What Is Up With This Distaste For Progress?
When you look at all of the science behind the last 100 years, it’s hard to not call it progress. We developed plastics, which have unarguably made our lives easier. We invented vaccines and pharmaceuticals to treat symptoms – if not occasionally the disease itself. We found ways to keep our foods stay edible for years after they normally would. We provided cars to nearly every person in the country – cars that could take us faster and further than we could ever go before.
Isn’t that progress?
I mean, isn’t it? By our current definition?
Then why is there such a push back right now – such a distaste for plastics and vaccines and preservatives and oil? (And a million other things that we would have defined as “progress” just 20 years ago?)
Are we just being petulant when we refuse to buy the spoils of science?
Because the fact of the matter is, if we think we’re doing it because we’re going to live longer (forever even), that can’t be the case. No matter what, we’re going to die. No matter what we put in and on our bodies, we are going to die some day. Period. We will not outrun it by shunning shampoo.
So why are we doing this?
There’s a bigger reason behind “staying away from harmful chemicals” or “not polluting the planet.” Not that those reasons aren’t absolutely valid, but I think there are deeper things at the crux of it.
For me, it’s about connection.
I’m falling in love with connecting to the things I do and make, and it’s incredible. It’s like being a kid again. The wonderment and amazement I feel when I put together a few things and create something I can use and love is overwhelming. (You should’ve seen me yesterday when I made my own butter. You’d’ve thought I’d just invented the first working jetpack.)
Somewhere, we forgot how to love learning how to take care of ourselves. Somewhere, we decided that progress is defined by making our lives easier, and making our lives easier means having to do fewer vital things to take care of ourselves and our families, so we can have more time to do other nonessential things. Because nonessential = more fun.
How did that happen? Because, dang it all if I’m not learning, every day, that it’s actually infinitely more enjoyable to take an hour of my day to bake bread or make lotion or clean my house with my very own homemade cleaning supplies. The less I buy, and the more I make, the more powerful I feel in my own domain. The less I’m inclined to look at myself as a victim of some outside system.
But getting to the place where you see “creating” as something other than “time-consuming” and “a hassle” is a huge leap. It takes this giant shift away from everything we’ve been taught for so long. It’s something that has to happen inside, and it’s something that you can’t make another person feel.

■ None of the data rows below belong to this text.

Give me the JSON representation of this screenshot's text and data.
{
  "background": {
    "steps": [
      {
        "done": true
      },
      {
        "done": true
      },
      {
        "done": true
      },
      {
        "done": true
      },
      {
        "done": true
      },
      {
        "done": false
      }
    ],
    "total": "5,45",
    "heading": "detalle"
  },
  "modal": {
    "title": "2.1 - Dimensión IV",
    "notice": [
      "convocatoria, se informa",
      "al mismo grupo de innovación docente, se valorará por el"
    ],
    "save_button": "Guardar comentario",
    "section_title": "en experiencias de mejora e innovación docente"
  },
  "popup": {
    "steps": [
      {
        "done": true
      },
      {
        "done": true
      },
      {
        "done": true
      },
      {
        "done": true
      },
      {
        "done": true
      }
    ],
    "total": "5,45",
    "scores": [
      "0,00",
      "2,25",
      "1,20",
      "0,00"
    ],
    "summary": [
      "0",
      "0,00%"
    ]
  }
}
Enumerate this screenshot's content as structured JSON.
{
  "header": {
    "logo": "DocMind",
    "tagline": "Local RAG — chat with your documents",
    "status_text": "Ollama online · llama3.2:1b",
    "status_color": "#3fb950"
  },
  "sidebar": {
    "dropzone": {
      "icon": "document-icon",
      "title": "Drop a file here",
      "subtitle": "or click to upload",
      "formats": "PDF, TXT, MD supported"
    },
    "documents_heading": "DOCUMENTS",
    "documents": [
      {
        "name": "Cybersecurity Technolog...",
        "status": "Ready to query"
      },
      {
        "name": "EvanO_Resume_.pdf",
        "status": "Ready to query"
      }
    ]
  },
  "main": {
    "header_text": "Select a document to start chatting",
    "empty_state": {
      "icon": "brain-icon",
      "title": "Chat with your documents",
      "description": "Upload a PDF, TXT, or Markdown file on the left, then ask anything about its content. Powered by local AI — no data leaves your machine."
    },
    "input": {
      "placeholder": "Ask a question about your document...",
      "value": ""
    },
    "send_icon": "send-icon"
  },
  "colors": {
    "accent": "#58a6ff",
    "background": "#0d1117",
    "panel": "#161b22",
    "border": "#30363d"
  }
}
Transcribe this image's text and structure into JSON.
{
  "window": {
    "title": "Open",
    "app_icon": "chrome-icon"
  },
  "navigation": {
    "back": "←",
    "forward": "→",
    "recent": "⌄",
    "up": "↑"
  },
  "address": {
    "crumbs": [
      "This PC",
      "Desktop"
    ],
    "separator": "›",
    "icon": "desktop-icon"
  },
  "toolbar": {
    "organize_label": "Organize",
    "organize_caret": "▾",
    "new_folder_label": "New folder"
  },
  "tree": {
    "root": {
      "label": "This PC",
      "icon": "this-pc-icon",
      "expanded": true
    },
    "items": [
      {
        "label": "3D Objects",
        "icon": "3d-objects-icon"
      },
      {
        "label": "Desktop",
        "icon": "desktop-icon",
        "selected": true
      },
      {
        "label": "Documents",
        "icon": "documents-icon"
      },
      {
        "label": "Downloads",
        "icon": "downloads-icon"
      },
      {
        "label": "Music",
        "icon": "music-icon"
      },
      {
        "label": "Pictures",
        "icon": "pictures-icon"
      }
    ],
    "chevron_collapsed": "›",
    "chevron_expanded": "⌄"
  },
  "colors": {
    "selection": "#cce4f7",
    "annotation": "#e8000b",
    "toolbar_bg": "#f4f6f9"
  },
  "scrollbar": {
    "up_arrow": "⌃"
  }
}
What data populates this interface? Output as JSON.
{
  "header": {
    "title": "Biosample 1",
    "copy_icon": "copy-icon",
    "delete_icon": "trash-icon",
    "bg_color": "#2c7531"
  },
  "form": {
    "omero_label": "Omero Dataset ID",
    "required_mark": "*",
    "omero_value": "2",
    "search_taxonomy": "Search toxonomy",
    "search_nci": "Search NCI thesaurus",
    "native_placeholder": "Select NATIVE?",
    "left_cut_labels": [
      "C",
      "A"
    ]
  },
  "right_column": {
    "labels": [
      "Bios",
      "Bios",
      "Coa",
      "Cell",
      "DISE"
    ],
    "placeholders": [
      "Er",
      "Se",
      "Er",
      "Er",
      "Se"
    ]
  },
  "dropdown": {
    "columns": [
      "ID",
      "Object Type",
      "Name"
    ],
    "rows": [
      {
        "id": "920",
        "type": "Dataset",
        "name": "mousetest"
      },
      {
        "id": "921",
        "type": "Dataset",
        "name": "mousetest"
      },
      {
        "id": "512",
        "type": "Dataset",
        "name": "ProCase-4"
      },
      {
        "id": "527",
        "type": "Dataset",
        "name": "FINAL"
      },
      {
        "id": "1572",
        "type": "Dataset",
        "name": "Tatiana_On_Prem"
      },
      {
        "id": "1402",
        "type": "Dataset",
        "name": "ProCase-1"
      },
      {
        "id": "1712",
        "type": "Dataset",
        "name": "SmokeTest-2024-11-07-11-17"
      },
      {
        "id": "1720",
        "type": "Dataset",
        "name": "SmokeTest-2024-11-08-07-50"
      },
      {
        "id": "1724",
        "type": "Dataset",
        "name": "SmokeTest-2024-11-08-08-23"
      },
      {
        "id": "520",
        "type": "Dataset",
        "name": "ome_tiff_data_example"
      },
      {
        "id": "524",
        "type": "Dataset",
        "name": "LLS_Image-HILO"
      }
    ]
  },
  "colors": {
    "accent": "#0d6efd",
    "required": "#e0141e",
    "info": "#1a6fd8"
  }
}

And without question, I have benefited and continue to do so through advancements in technology and science. Certainly, just because there are bad apples in a barrel doesn’t mean I won’t touch any apple at all. It’s just a constant decision-making process: “Is this thing going to enrich my life? Does it harm me or anyone else? Am I prepared to take responsibility if it does?”
So, my existential crisis weekend questions for you guys (feel free to answer one or all):
- Do you think there’s something ultimately rebellious in the emerging giant push back against so many of the things science has wrought over the last century (e.g., preservatives, synthetic chemicals, plastics, vaccines, petroleum, etc.)?
- Is what we’re doing impeding progress – or at the least ignoring the strides science has made the last 50 years?
- Is there a way for us – us naturally-minded, conscious makers – to coexist not just peacefully but progressively with common-day scientific “advancements?”
- If you’re not on board with the current definition of “progress,” how do you think it should be defined?
The honest truth is, through writing this, I just worked out a million kinks in the arguments I was having in my head – but I’m posting it anyway, because I’d love to hear your thoughts on this.
I figure if I’m going to have an existential crisis, someone somewhere should at least benefit from it – somehow.